Belle Pettifaux is comfortable in her role as the young daughter of a Louisville physician. Unfortunately, the onset of the Civil War disrupts Belle’s world, sending her father and Samuel J., her sweetheart, into the Confederate army. When her mother dies, teenage Belle is sent from Louisville to Kansas to live with an aunt. She befriends local farm boy Earle Johnson—despite his suspicions about her Rebel ways—beginning a connection between the Johnson and Pettifaux families that deepens after the war ends, as Belle’s father marries Earle’s widowed mother, Earle marries Belle’s best friend, and Belle is reunited with Samuel J. At the close of the 1860s, financial troubles send half the family to California, and after overcoming numerous challenges, Belle reunites with her family’s former slave and discovers her calling as an opera singer. The book features period photographs captioned with the names of individuals and places in the story, leaving the reader to wonder whether the novel has a historical basis. Spann presents some engaging characters and develops them over the course of the narrative, but her decision to shift the narration from one character to another becomes confusing at times. The phonetic rendering of Southern speech is often taken to extremes, particularly when African-American characters speak: “Did y’all dance everee dance, Mizz Bayelle? Waz it fine? Ah talked to the drivers, everee laydee was plum cited.” A few minor but noticeable historical implausibilities (a 5-acre kitchen garden, a Kansas native who identifies as a Southern lady, etc.) might distract historical-fiction enthusiasts, but the story will still appeal to readers looking for a new perspective on the United States after the Civil War.

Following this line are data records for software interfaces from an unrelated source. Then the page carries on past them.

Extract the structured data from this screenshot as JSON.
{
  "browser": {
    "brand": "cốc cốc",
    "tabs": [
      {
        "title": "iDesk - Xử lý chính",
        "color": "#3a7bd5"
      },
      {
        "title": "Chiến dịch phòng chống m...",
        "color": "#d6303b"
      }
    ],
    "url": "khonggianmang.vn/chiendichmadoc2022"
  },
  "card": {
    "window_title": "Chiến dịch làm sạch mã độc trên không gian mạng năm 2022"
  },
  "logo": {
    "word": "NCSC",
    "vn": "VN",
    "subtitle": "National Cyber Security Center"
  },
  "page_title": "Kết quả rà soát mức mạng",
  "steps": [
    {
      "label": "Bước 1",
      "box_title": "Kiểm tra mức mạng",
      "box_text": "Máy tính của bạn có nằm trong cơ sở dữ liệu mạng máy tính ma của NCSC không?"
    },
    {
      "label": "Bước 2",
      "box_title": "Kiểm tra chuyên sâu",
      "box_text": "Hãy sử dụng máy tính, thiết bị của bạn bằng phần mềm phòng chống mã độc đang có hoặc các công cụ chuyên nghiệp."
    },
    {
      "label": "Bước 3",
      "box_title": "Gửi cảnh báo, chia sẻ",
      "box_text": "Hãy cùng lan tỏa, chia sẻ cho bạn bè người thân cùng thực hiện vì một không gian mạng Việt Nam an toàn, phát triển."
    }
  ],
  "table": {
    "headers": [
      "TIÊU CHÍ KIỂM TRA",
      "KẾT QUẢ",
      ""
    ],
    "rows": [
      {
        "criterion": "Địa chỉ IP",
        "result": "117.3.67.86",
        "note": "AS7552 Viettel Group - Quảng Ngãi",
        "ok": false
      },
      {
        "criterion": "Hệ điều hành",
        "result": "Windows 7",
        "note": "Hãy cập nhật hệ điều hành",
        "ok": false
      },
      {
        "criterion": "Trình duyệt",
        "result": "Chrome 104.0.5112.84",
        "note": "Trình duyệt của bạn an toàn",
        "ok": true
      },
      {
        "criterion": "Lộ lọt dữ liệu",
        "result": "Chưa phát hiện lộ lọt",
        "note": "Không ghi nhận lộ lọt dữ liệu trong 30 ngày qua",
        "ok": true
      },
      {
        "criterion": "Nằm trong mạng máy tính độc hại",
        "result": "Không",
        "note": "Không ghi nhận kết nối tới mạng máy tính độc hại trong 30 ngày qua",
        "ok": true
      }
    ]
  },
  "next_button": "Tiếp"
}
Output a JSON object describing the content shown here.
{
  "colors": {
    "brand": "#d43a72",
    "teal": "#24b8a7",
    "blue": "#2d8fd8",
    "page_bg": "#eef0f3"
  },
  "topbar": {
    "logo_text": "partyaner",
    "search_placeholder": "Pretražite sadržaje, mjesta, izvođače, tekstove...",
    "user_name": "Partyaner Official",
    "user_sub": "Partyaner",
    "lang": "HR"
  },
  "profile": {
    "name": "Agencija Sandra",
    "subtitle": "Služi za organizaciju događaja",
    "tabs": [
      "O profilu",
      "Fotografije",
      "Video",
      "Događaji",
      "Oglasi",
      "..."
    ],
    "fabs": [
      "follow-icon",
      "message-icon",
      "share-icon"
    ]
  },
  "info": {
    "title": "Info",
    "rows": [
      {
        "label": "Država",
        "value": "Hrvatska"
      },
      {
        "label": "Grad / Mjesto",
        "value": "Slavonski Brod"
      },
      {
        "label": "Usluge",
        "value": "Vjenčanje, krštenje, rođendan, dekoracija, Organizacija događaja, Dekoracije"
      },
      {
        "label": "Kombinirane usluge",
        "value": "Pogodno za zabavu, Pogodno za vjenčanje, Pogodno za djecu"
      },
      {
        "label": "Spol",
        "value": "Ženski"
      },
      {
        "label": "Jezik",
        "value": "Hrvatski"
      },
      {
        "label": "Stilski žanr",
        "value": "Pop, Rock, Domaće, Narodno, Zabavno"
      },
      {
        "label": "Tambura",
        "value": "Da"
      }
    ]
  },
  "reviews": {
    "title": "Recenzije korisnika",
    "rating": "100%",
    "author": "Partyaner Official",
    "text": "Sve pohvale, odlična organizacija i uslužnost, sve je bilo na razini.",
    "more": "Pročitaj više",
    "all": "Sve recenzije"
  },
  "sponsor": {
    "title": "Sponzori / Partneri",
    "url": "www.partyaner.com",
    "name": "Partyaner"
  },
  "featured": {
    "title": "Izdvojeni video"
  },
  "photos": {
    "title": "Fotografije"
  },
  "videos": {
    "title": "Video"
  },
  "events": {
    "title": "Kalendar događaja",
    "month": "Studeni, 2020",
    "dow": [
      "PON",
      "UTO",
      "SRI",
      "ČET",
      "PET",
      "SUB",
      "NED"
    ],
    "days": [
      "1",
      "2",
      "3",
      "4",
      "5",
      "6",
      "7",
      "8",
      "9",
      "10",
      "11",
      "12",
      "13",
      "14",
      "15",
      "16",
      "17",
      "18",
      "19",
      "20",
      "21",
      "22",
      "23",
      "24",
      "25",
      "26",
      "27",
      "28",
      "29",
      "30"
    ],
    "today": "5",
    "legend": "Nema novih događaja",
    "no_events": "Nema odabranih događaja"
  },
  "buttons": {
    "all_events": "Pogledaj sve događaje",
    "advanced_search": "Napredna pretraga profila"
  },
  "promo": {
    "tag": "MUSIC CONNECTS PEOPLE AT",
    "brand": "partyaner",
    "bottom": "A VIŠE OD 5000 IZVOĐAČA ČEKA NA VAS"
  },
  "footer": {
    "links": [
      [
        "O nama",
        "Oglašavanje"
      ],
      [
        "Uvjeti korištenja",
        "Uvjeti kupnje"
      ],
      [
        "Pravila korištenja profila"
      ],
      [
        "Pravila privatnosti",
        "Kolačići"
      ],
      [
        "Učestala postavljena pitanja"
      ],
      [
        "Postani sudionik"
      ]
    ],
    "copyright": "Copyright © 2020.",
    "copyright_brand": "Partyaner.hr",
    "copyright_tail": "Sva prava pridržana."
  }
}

A novel of 19th-century America driven by strong characters but hampered by narrative and historical shortcomings.